The genocide in Rwanda itself left several legacies that would seem to impede a recurrence. At the international level, Edward Luck (the former [and first] Special Advisor to the UN Secretary General for the Responsibility to Protect) noted that Kofi Annan himself – after having been in charge of the UN’s peacekeeping operations in 1994 – took the personal initiative to commission an independent inquiry into the failings of the UN in Rwanda. That inquiry concluded that the UN “had not been asking the right questions” at the time of the genocide and led to subsequent institutional developments like the creation of the Office of the Special Advisor for the Prevention of Genocide, as well as doctrinal innovations like the “responsibility to protect” and the notion of “(human) rights up front.” New offices and new approaches applied to situations like Kenya’s and Cote d’Ivoire’s respective post-election crises, as well as present-day Central African Republic, produce responses that, if imperfect, are much more robust than what took place in Rwanda. On another track, Zachary Kaufman noted, the international tribunal created in the wake of the genocide blazed new trails in the realm of international criminal justice, curtailing the expectation of impunity that mass atrocity perpetrators had hitherto presumed.
Developments within Rwanda are also encouraging. Kaufman, as well as genocide survivor Consoleé Nishimwe, described how the excise in local-level transitional justice, known as gacaca,combined elements of accountability and social reintegration to keep Rwanda from being pulled back into its past. Yvette Rugasaguhunga, Second Counselor at the Rwandan Embassy to the United States, proposed that achievements like universal primary education and health insurance contribute to the same by elevating dignity and inspiring hope in all Rwandans.
And yet, no one agrees that it is time to declare victory and go home. For example, the international response to mass atrocities amid the Syrian civil war has been lacking. Per writer James Traub, the Syrian case illustrates that for all the innovations in global politics, the will to protect civilians from harm still depends not only on an elusive consensus among the permanent members of the security council, but, perhaps even more important, upon domestic political calculations and a strong tendency toward risk aversion.
Even within Rwanda, genocide’s legacies can be ambiguous. Taylor Krauss (the founder of the organization Voices of Rwanda, which collects video testimony from genocide survivors) reminded the audience that at an individual level, there still exists a range of responses to the trauma of the genocide, and that forgiveness should neither be mandated nor assumed. Nishimwe, a survivor of the genocide in Rwanda who lost five of the seven members of her immediate family in 1994, reminded the symposium that remembering the genocide is a time of sadness as much as (if not more than) it is one of reconciliation and renewal. For all the positive developments that followed the genocide, both within Rwanda and outside it, the pain of the genocide is a legacy unto itself. It is not one readily dismissed by social achievements and institutional innovations.
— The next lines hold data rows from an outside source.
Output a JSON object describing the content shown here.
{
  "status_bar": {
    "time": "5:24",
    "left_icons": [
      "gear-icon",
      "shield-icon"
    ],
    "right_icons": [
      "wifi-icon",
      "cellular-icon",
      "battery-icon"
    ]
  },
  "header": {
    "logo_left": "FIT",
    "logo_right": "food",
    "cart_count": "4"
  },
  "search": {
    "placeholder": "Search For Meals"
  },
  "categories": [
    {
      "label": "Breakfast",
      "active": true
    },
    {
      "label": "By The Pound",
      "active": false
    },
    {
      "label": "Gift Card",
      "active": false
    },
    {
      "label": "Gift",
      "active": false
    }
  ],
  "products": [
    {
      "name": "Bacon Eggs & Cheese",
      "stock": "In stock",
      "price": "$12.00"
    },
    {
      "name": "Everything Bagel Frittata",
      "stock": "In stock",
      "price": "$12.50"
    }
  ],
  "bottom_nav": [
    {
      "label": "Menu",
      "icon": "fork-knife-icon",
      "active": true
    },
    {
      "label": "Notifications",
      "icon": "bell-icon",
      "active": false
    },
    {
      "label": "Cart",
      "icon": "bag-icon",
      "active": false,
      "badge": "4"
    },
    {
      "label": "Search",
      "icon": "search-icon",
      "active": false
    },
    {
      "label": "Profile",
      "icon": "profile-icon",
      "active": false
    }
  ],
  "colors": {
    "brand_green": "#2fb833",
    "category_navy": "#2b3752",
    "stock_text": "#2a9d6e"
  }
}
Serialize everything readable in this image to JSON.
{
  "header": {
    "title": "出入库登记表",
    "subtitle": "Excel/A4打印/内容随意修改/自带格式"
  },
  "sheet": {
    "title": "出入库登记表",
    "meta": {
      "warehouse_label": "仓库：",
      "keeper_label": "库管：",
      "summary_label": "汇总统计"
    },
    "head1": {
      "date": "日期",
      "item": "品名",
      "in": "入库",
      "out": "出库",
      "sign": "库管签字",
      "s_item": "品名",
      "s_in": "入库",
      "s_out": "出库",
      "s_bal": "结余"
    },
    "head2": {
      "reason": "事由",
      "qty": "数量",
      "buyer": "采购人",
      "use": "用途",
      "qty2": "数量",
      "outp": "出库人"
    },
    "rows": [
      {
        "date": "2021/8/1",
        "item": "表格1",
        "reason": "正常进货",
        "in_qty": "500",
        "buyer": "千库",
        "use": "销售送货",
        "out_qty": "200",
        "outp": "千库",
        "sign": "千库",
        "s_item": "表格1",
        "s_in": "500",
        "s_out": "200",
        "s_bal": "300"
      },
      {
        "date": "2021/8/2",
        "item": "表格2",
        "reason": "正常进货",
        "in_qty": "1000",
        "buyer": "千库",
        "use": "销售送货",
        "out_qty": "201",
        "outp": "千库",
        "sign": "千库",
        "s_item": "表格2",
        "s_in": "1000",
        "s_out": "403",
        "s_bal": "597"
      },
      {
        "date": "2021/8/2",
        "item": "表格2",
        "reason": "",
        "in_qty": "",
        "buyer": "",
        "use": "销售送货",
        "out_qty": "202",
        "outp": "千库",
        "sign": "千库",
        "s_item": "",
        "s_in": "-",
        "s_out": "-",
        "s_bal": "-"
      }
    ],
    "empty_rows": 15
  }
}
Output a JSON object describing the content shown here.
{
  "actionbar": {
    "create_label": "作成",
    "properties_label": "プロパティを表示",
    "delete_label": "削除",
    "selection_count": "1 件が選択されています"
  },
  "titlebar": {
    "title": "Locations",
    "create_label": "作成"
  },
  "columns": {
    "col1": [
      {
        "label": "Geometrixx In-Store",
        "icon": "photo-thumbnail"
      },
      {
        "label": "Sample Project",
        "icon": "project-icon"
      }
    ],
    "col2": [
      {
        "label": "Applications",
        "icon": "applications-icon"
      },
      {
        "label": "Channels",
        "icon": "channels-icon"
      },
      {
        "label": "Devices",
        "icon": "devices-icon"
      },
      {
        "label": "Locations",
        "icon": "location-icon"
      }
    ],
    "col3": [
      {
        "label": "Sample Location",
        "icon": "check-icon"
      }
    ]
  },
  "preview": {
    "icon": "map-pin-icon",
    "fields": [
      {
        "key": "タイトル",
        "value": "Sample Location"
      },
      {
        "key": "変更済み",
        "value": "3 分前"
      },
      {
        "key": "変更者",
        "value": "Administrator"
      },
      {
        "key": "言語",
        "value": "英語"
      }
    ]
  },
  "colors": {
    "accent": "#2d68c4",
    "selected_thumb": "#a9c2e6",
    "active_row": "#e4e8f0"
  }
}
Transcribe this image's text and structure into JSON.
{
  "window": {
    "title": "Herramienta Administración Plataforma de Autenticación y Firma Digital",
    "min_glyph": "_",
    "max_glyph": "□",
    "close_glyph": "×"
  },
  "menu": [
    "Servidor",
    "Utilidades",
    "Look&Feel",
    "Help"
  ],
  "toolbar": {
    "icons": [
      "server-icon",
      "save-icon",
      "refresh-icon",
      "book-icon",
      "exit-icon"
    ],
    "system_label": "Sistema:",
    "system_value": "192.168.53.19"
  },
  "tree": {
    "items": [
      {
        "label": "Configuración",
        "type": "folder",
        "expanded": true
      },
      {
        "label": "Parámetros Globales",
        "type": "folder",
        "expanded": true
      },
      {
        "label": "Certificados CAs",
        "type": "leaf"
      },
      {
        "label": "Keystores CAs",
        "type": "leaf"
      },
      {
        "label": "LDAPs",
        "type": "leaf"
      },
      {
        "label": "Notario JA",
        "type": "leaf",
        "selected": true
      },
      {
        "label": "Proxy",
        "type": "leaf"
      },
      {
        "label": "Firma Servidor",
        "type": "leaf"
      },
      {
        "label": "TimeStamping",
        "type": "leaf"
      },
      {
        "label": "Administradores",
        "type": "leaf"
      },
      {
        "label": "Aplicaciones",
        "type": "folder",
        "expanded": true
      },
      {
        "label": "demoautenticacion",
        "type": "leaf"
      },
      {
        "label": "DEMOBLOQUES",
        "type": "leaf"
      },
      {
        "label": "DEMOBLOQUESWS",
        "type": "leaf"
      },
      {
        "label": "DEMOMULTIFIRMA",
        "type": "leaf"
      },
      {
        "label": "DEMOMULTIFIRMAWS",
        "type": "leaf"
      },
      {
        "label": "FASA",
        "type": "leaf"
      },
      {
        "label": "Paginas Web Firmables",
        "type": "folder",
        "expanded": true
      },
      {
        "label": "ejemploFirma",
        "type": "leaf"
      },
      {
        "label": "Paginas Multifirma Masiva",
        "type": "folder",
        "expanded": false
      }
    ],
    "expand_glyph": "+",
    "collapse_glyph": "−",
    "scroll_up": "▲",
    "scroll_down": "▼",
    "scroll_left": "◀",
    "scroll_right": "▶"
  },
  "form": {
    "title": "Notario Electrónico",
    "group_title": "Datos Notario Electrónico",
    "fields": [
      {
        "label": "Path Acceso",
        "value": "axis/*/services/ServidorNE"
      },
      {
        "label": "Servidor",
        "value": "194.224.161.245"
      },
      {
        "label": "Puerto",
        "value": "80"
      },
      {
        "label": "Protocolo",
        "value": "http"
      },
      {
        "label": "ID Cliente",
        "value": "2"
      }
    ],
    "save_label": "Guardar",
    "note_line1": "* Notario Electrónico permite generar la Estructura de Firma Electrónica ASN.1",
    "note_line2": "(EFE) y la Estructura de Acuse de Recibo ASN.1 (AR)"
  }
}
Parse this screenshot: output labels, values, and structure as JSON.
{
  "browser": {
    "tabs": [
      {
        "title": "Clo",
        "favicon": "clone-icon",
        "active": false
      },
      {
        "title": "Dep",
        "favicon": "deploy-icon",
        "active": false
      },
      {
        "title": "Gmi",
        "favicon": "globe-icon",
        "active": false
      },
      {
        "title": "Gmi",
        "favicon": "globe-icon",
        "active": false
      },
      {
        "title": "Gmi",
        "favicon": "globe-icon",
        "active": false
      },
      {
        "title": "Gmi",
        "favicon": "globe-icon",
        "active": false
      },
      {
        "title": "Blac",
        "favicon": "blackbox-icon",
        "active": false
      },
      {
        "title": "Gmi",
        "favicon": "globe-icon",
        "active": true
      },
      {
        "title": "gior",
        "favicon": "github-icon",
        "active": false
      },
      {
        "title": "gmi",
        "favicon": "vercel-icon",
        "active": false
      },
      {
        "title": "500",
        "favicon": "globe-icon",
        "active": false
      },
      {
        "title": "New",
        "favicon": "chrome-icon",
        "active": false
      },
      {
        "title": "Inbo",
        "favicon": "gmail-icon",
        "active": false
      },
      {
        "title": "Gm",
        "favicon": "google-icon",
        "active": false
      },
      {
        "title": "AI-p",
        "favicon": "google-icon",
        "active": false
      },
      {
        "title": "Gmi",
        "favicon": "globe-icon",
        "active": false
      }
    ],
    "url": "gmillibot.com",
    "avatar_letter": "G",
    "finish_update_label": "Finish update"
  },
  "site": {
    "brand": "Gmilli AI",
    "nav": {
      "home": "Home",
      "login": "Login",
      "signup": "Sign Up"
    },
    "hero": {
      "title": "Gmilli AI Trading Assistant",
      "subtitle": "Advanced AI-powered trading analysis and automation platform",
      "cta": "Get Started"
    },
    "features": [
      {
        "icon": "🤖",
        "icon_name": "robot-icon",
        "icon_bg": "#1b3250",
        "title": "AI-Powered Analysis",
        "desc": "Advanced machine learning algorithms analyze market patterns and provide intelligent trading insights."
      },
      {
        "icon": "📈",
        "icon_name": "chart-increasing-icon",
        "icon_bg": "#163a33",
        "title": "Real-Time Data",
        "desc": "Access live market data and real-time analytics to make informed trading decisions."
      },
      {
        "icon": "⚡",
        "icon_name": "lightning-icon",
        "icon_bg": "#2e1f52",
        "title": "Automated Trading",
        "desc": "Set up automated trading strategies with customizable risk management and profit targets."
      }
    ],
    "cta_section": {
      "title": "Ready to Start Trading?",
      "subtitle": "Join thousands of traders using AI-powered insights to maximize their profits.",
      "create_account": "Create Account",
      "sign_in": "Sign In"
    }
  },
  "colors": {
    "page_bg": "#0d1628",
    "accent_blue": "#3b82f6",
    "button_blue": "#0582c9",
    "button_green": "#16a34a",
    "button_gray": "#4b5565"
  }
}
The symposium was sponsored by the Genocide Studies Program, Council on African Studies, Schell Center for International Human Rights, and received support from the Bill and Dorothy Kempf Fund.